The ports intend to strengthen an ongoing cooperation to fully decarbonise their operations and enhance digitalisation, while pursuing the goals of the Paris agreement on climate change.
Both ports have agreed to extend the green corridor to a larger network of deepsea corridors including the European Green Corridors Network established in March 2022 by the Mærsk Mc-Kinney Møller Center for Zero-Carbon Shipping.
“By fulfilling the pledges of the Clydebank Declaration from COP26 through green corridors, we can now present a more distinct path towards the decarbonisation of shipping,” said Elvir Dzanic, ceo, Gothenburg Port Authority.
Allard Castelein, ceo at the Port of Rotterdam Authority, added: “We are very pleased to further expand our ongoing cooperation with Gothenburg on sustainability in this way and we look forward to bringing more parties on board.”
In a drive to promote sustainable fuels, the port of Gothenburg has published general methanol operating regulations for ship-to-ship bunkering on a larger scale, while the port of Rotterdam launched the world’s first barge-to-ship methanol bunkering operation.
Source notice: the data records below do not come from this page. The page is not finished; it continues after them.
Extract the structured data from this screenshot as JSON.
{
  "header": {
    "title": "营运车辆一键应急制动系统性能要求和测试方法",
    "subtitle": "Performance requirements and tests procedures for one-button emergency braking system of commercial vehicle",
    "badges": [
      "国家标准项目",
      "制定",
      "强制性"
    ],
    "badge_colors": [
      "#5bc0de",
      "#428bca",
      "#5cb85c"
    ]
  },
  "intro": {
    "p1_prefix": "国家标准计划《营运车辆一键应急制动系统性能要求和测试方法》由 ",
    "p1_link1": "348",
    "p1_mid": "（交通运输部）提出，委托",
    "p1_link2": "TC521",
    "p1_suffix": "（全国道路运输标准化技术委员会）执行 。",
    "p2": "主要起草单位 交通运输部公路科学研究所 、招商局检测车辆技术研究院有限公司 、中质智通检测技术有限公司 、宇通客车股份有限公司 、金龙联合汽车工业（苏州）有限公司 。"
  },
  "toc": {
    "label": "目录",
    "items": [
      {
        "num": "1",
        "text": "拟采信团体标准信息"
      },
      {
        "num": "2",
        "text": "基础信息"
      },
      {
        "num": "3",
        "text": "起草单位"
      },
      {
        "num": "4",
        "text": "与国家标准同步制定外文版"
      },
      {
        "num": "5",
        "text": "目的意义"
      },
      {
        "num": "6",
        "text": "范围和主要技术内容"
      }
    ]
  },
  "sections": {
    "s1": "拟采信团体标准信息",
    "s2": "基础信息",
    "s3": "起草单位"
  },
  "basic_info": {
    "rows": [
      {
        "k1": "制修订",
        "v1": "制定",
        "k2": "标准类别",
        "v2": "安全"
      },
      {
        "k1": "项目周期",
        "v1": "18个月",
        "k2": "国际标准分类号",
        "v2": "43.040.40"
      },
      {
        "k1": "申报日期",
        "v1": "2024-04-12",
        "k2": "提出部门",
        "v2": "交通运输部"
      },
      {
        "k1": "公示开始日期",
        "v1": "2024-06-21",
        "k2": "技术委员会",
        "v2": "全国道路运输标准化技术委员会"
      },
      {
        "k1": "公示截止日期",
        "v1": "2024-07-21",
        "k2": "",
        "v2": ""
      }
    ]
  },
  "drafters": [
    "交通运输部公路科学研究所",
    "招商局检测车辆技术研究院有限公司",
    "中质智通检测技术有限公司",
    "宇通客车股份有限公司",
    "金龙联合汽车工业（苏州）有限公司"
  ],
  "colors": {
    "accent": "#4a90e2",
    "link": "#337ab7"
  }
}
Recently, the port of Rotterdam and the port authority of Singapore signed a memorandum of understanding that will see established the world’s longest green shipping corridor to enable low and zero-carbon shipping, as reported in HLPFI’s September/October 2022 supplement.